Work item> The word "title" marks the lines to keep; find each one in the data and copy it.

Data extracted from a collection:
--------------------

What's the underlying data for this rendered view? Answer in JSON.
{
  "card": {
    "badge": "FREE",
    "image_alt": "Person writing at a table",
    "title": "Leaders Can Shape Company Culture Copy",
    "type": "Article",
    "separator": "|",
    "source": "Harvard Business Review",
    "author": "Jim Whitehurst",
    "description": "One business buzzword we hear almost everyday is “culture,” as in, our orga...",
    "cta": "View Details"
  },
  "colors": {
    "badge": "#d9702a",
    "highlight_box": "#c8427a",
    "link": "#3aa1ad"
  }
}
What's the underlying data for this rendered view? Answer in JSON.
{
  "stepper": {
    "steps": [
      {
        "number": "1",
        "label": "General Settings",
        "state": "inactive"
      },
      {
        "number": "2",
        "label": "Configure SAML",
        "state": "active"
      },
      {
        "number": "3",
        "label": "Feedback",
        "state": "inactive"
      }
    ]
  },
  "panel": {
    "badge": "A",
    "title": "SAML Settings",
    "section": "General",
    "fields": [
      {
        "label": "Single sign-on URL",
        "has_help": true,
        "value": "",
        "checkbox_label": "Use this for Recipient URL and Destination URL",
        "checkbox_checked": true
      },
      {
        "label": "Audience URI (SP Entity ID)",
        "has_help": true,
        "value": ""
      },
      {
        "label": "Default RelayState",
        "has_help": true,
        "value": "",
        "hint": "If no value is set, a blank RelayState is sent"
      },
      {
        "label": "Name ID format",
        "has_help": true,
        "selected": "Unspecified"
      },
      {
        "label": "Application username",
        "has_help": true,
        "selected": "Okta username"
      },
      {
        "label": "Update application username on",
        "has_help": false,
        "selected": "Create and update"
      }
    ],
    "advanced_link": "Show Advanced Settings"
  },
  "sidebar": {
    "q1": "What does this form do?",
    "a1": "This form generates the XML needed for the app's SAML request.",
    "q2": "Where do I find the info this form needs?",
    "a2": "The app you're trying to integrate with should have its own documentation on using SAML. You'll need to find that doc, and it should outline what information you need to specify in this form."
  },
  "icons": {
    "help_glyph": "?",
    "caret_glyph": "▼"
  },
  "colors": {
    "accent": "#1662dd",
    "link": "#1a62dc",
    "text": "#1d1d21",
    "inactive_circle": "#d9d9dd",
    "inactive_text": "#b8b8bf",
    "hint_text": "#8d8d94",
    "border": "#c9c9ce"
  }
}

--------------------

Solved problem>
    "title": "Leaders Can Shape Company Culture Copy",
    "title": "SAML Settings",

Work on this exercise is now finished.